As we in the US get our first, much too early blast of Polar Vortex this season with New York area temperatures dipping into the 30s F with a snow alert tonight, we should reminisce about what seems only a few weeks ago when the keyword was ‘short’….
Coming up short in the data breach this past Monday was Anthem Blue Cross of California with their TMI emailer–containing in the subject line specific targeting/sorting patient information that direct marketers love, but don’t want you to know they see, such as “Don’t miss out — call your doctor today; PlanState: CA; Segment: Individual; Age: Female Older; Language: EN; CervCancer3yr: N; CervCancer5yr: Y; Mammogram: N; Colonoscopy: N”. Ooops!…Another day, not quite another breakthrough for Mount Sinai Hospital here in NY, which had your typical laptop theft compromising over 10,000 records but fortunately not SSI or insurance information….More alarming were the malware/hacker attacks. In North Carolina, Central Dermatology of Chapel Hill was compromised by malware in a key server. And further south, Jessie Trice Community Health Center of Miami, Florida was hacked by a criminal identity theft operation accessing personal data of almost 8,000 patients. iHealthBeat, also Privacy Rights Clearinghouse, NY Times (Anthem)
A short opinion piece in HealthWorks Collective promisingly leads with:
What if we paid for patient recovery rather than just patient services? What if we paid to treat patients rather than just conditions? What if we paid to personalize care rather just population health quality measures?

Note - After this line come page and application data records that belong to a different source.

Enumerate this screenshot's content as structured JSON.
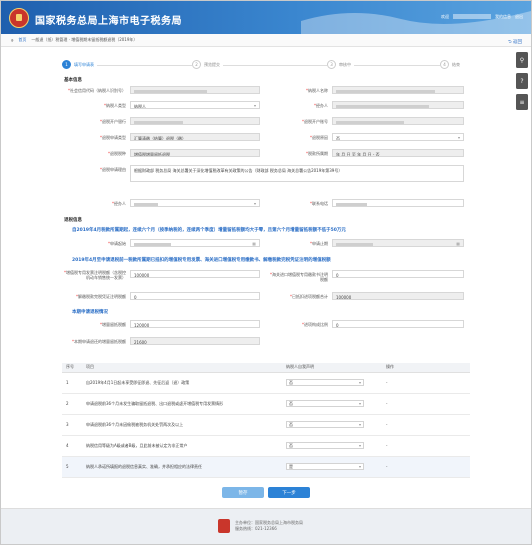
{
  "header": {
    "site_title": "国家税务总局上海市电子税务局",
    "user_links": [
      "欢迎",
      "我的信息",
      "退出"
    ]
  },
  "breadcrumb": {
    "home": "首页",
    "path": "一般退（抵）税管理 · 增值税期末留抵税额退税（2019年）",
    "back": "返回"
  },
  "float_icons": [
    "search-icon",
    "help-icon",
    "document-icon"
  ],
  "steps": [
    "填写申请表",
    "预览提交",
    "审核中",
    "结束"
  ],
  "sections": {
    "basic_info": "基本信息",
    "refund_info": "退税信息",
    "cond1": "自2019年4月税款所属期起，连续六个月（按季纳税的，连续两个季度）增量留抵税额均大于零，且第六个月增量留抵税额不低于50万元",
    "cond2": "2019年4月至申请退税前一税款所属期已抵扣的增值税专用发票、海关进口增值税专用缴款书、解缴税款完税凭证注明的增值税额",
    "cond3": "本期申请退税情况"
  },
  "fields": {
    "taxpayer_id": "社会信用代码（纳税人识别号）",
    "taxpayer_name": "纳税人名称",
    "applicant_type": "纳税人类型",
    "applicant_type_value": "纳税人",
    "agent": "经办人",
    "bank_name": "退税开户银行",
    "bank_account": "退税开户账号",
    "refund_type": "退税申请类型",
    "refund_type_value": "汇算清缴（结算）退税（缴）",
    "refund_reason": "退税原因",
    "refund_reason_value": "否",
    "tax_item": "退税税种",
    "tax_item_value": "增值税增量留抵退税",
    "period": "税款所属期",
    "period_value": "年 月 日 至 年 月 日 - 否",
    "basis": "退税申请理由",
    "basis_value": "根据财政部 税务总局 海关总署关于深化增值税改革有关政策的公告（财政部 税务总局 海关总署公告2019年第39号）",
    "handler": "经办人",
    "handler_value": "经办人",
    "phone": "联系电话",
    "apply_start": "申请起始",
    "apply_end": "申请止期",
    "vat_amount": "增值税专用发票注明税额（含税控机动车销售统一发票）",
    "vat_amount_value": "100000",
    "customs": "海关进口增值税专用缴款书注明税额",
    "customs_value": "0",
    "levy": "解缴税款完税凭证注明税额",
    "levy_value": "0",
    "total_input": "已抵扣进项税额合计",
    "total_input_value": "100000",
    "incremental": "增量留抵税额",
    "incremental_value": "120000",
    "ratio": "进项构成比例",
    "ratio_value": "0",
    "refund_amount": "本期申请退还的增量留抵税额",
    "refund_amount_value": "21600"
  },
  "table": {
    "headers": [
      "序号",
      "项目",
      "纳税人自我声明",
      "操作"
    ],
    "rows": [
      {
        "no": "1",
        "item": "自2019年4月1日起未享受即征即退、先征后返（退）政策",
        "value": "否"
      },
      {
        "no": "2",
        "item": "申请退税前36个月未发生骗取留抵退税、出口退税或虚开增值税专用发票情形",
        "value": "否"
      },
      {
        "no": "3",
        "item": "申请退税前36个月未因偷税被税务机关处罚两次及以上",
        "value": "否"
      },
      {
        "no": "4",
        "item": "纳税信用等级为A级或者B级，且此前未被认定为非正常户",
        "value": "否"
      },
      {
        "no": "5",
        "item": "纳税人承诺所填报的退税信息真实、准确，并承担相应的法律责任",
        "value": "是"
      }
    ]
  },
  "buttons": {
    "prev": "暂存",
    "next": "下一步"
  },
  "footer": {
    "line1": "主办单位：国家税务总局上海市税务局",
    "line2": "服务热线：021-12366"
  },
  "colors": {
    "primary": "#2c82d6",
    "header": "#1f5fae"
  }
}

…and then slides into ACOs churning and leaking (patients) but still saving money (maybe–13 of the 32 systems in Medicare’s Pioneer ACO program have jumped off the wagon train), bundled payment models (still finding their way), palliative care other than hospice (bravo) and then swerves alarmingly off into “sequenc(ing) the DNA of our estimated 500 to 1,000 bacteria species that live within us” as a key to personalized care. Pass the aspirin….which some wag opined would not pass today’s FDA pharma tests.
And mobile feeds are short reminders to do something. Omri ‘Bob’ Shor’s team over at MediSafe just developed one not for news, but so that you adhere to your meds. Tap ‘The FEED’ button in the app (see left, lower left menu) and view contextualized items for you, such as a prompt to take your meds and some health ed lite. The app, still free, is available on Google Play and the Apple Store and has passed its millionth download since late 2012. According to their website, 2015 will bring a non-smartphone version using SMS and touchpad service. MediSafe is also integrating into Apple’s HealthKit. HealthWorks Collective